Growth Energy, the National Corn Growers Association, New Holland and POET-DSM are partners in American Ethanol with NASCAR.

Ethanol Conference Scholarship Winner

nec15-scholarshipThis year’s National Ethanol Conference scholarship winner hails from Brazil where she received her master’s degree in international relations in 2012 from San Tiago Dantas, a graduate program supported by three of Brazil’s premier universities.

Lais Thomaz, pictured here with Renewable Fuels Association president Bob Dinneen, was pleased to be able to attend the conference to learn more first hand about the U.S. ethanol industry that will help in her research. Her dissertation, which focused on the role of advocacy groups in the shaping of ethanol trade policies, was published as a book by Brazil’s Editora UNESP. Her research previously won the Top Ethanol Award promoted by the Brazilian Sugarcane Ethanol Industry Association (UNICA). She is currently a Ph.D. candidate and a Visiting Scholar in the Department of Government at Georgetown University.

Listen to my interview with Lais here: Interview with NEC 15 Scholarship Winner

2015 National Ethanol Conference Photo Album

#NEC15 Wrap Up

nec15-globalRenewable Fuels Association president and CEO Bob Dinneen wrapped up the 20th annual National Ethanol Conference on Friday as optimistic as ever.

“The atmosphere in the room, the attitude of the producers that I talked to, the confidence that they continue to show in their industry,” said Dinneen. “They are braced for whatever comes their way and we’re not going away.”

Dinneen gives an overview of the convention last week and some of his takeaways.
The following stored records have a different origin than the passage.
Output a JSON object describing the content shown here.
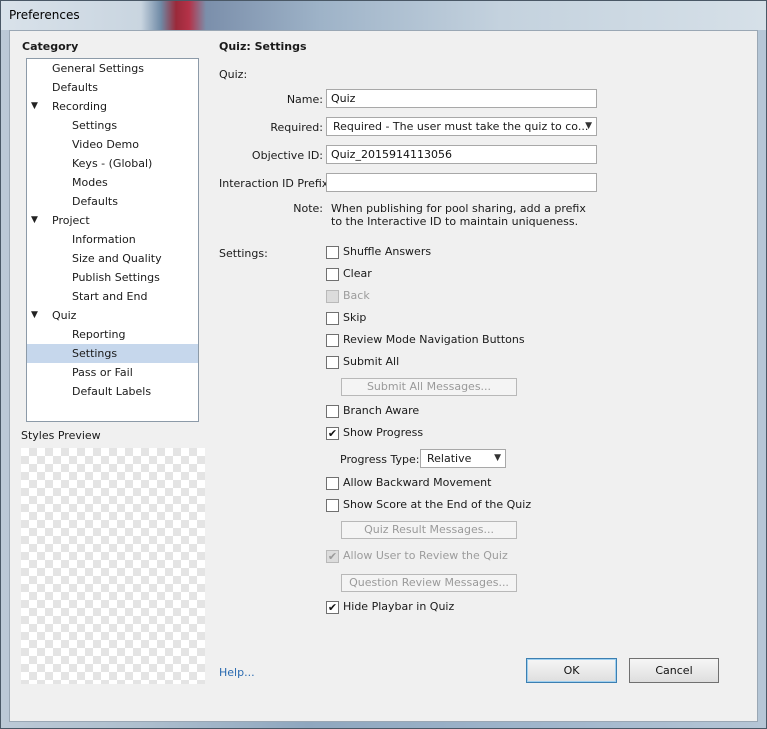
{
  "window": {
    "title": "Preferences"
  },
  "category": {
    "header": "Category",
    "items": [
      {
        "label": "General Settings",
        "level": 0,
        "expanded": null,
        "selected": false
      },
      {
        "label": "Defaults",
        "level": 0,
        "expanded": null,
        "selected": false
      },
      {
        "label": "Recording",
        "level": 0,
        "expanded": true,
        "selected": false
      },
      {
        "label": "Settings",
        "level": 1,
        "expanded": null,
        "selected": false
      },
      {
        "label": "Video Demo",
        "level": 1,
        "expanded": null,
        "selected": false
      },
      {
        "label": "Keys - (Global)",
        "level": 1,
        "expanded": null,
        "selected": false
      },
      {
        "label": "Modes",
        "level": 1,
        "expanded": null,
        "selected": false
      },
      {
        "label": "Defaults",
        "level": 1,
        "expanded": null,
        "selected": false
      },
      {
        "label": "Project",
        "level": 0,
        "expanded": true,
        "selected": false
      },
      {
        "label": "Information",
        "level": 1,
        "expanded": null,
        "selected": false
      },
      {
        "label": "Size and Quality",
        "level": 1,
        "expanded": null,
        "selected": false
      },
      {
        "label": "Publish Settings",
        "level": 1,
        "expanded": null,
        "selected": false
      },
      {
        "label": "Start and End",
        "level": 1,
        "expanded": null,
        "selected": false
      },
      {
        "label": "Quiz",
        "level": 0,
        "expanded": true,
        "selected": false
      },
      {
        "label": "Reporting",
        "level": 1,
        "expanded": null,
        "selected": false
      },
      {
        "label": "Settings",
        "level": 1,
        "expanded": null,
        "selected": true
      },
      {
        "label": "Pass or Fail",
        "level": 1,
        "expanded": null,
        "selected": false
      },
      {
        "label": "Default Labels",
        "level": 1,
        "expanded": null,
        "selected": false
      }
    ]
  },
  "styles_preview": {
    "label": "Styles Preview"
  },
  "panel": {
    "title": "Quiz: Settings",
    "quiz_section_label": "Quiz:",
    "name": {
      "label": "Name:",
      "value": "Quiz"
    },
    "required": {
      "label": "Required:",
      "value": "Required - The user must take the quiz to co..."
    },
    "objective_id": {
      "label": "Objective ID:",
      "value": "Quiz_2015914113056"
    },
    "interaction_prefix": {
      "label": "Interaction ID Prefix:",
      "value": ""
    },
    "note": {
      "label": "Note:",
      "line1": "When publishing for pool sharing, add a prefix",
      "line2": "to the Interactive ID to maintain uniqueness."
    },
    "settings_label": "Settings:",
    "options": {
      "shuffle_answers": {
        "label": "Shuffle Answers",
        "checked": false,
        "enabled": true
      },
      "clear": {
        "label": "Clear",
        "checked": false,
        "enabled": true
      },
      "back": {
        "label": "Back",
        "checked": false,
        "enabled": false
      },
      "skip": {
        "label": "Skip",
        "checked": false,
        "enabled": true
      },
      "review_nav": {
        "label": "Review Mode Navigation Buttons",
        "checked": false,
        "enabled": true
      },
      "submit_all": {
        "label": "Submit All",
        "checked": false,
        "enabled": true
      },
      "branch_aware": {
        "label": "Branch Aware",
        "checked": false,
        "enabled": true
      },
      "show_progress": {
        "label": "Show Progress",
        "checked": true,
        "enabled": true
      },
      "allow_backward": {
        "label": "Allow Backward Movement",
        "checked": false,
        "enabled": true
      },
      "show_score": {
        "label": "Show Score at the End of the Quiz",
        "checked": false,
        "enabled": true
      },
      "allow_review": {
        "label": "Allow User to Review the Quiz",
        "checked": true,
        "enabled": false
      },
      "hide_playbar": {
        "label": "Hide Playbar in Quiz",
        "checked": true,
        "enabled": true
      }
    },
    "submit_all_messages": "Submit All Messages...",
    "progress_type": {
      "label": "Progress Type:",
      "value": "Relative"
    },
    "quiz_result_messages": "Quiz Result Messages...",
    "question_review_messages": "Question Review Messages..."
  },
  "footer": {
    "help": "Help...",
    "ok": "OK",
    "cancel": "Cancel"
  },
  "icons": {
    "check": "check-icon",
    "expand": "expand-triangle-icon",
    "dropdown": "chevron-down-icon"
  }
}
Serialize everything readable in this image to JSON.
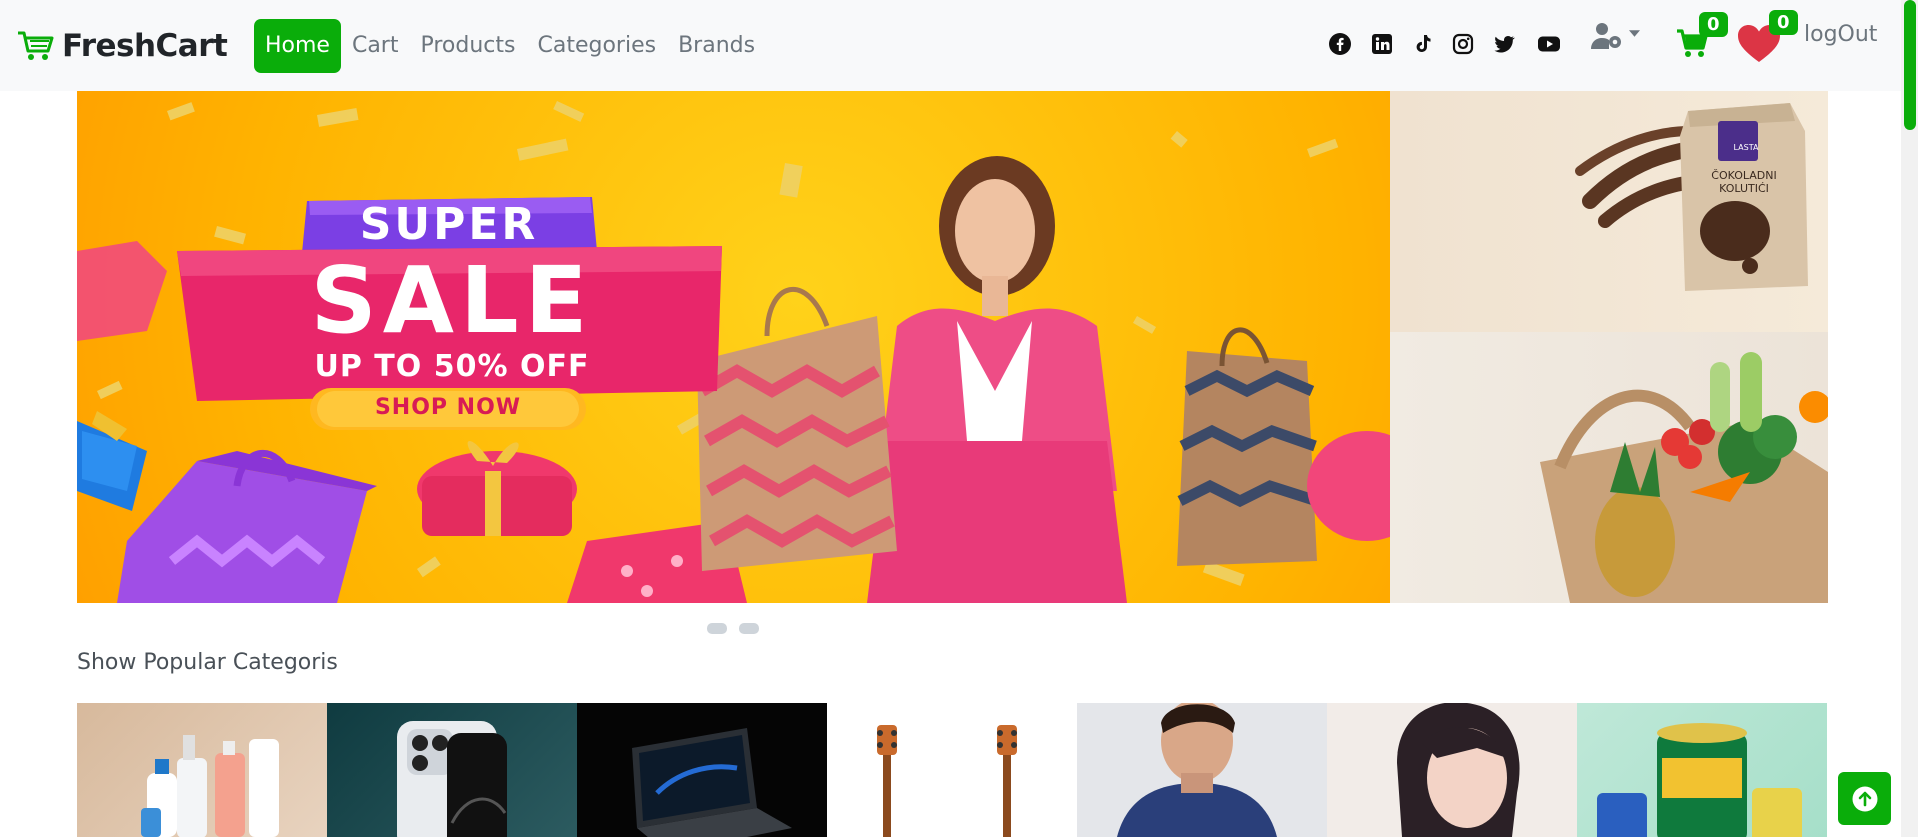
{
  "brand": {
    "name": "FreshCart"
  },
  "nav": {
    "links": [
      "Home",
      "Cart",
      "Products",
      "Categories",
      "Brands"
    ],
    "active": "Home"
  },
  "social_icons": [
    "facebook-icon",
    "linkedin-icon",
    "tiktok-icon",
    "instagram-icon",
    "twitter-icon",
    "youtube-icon"
  ],
  "cart": {
    "count": "0"
  },
  "wishlist": {
    "count": "0"
  },
  "account": {
    "logout_label": "logOut"
  },
  "banner": {
    "line1": "SUPER",
    "line2": "SALE",
    "line3": "UP TO 50% OFF",
    "cta": "SHOP NOW",
    "product_bag_brand": "LASTA",
    "product_bag_title": "ČOKOLADNI KOLUTIĆI"
  },
  "section": {
    "title": "Show Popular Categoris"
  },
  "categories": [
    "cosmetics",
    "mobiles",
    "laptops",
    "music",
    "men-fashion",
    "women-fashion",
    "supermarket"
  ],
  "colors": {
    "accent": "#0aad0a",
    "navbar_bg": "#f8f9fa",
    "banner_bg": "#ffb300",
    "sale_pink": "#e8266a",
    "super_purple": "#7b3fe4"
  }
}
NEC15 Wrap up with RFA CEO Bob Dinneen

2015 National Ethanol Conference Photo Album

NFL Hall of Fame Member Supports Ethanol

nec15-houstonJoining in the golf tournament prior to the start of the Renewable Fuels Association’s National Ethanol Conference last week was NFL Hall of Fame member Kenny Houston.

Houston finished his career with the Washington Redskins in 1980 and played in 12 Pro Bowls and the more than 30 teams at NEC 2015 golf tournament really enjoyed hanging out with him. For his part, Houston enjoyed learning more about the ethanol industry from them. “Being from Texas I definitely know about ethanol so I jumped at the chance (to attend the conference) and I’m glad I did,” he said.

Houston agrees that ethanol has been good for the economy and helped to hold down gas prices. “I think they (the ethanol industry) work for a balance,” he said. “Right now, I think it’s a win-win.”

Listen to my interview with Kenny here: Interview with Kenny Houston

2015 National Ethanol Conference Photo Album

Panel Explores Progress of RFS and LCFS

nec15-panel1A diverse group of stakeholders gave a diverse set of opinions on the progress to date of the Renewable Fuel Standard (RFS) and California’s Low Carbon Fuel Standard (LCFS).

Renewable Fuels Association (RFA) Senior Vice President Geoff Cooper moderated the panel which featured (L to R) Jeremy Martin with the Union of Concerned Scientists, Chris Highsmith of Eco-Energy, Derek Regal of oil refiner Tesoro, Pacific Ethanol president Neil Koehler, and Michael Rensing with the British Colombia Ministry of Energy and Mines.

Cooper called the RFS “a remarkable success to date…by any metric that you choose” and said despite efforts by California to eliminate corn ethanol “the LCFS has succeeded so far because of grain-based ethanol” but they still have concerns about the program going forward.

Listen to the panelists viewpoints here: NEC 15 Panel on RFS and LCFS

2015 National Ethanol Conference Photo Album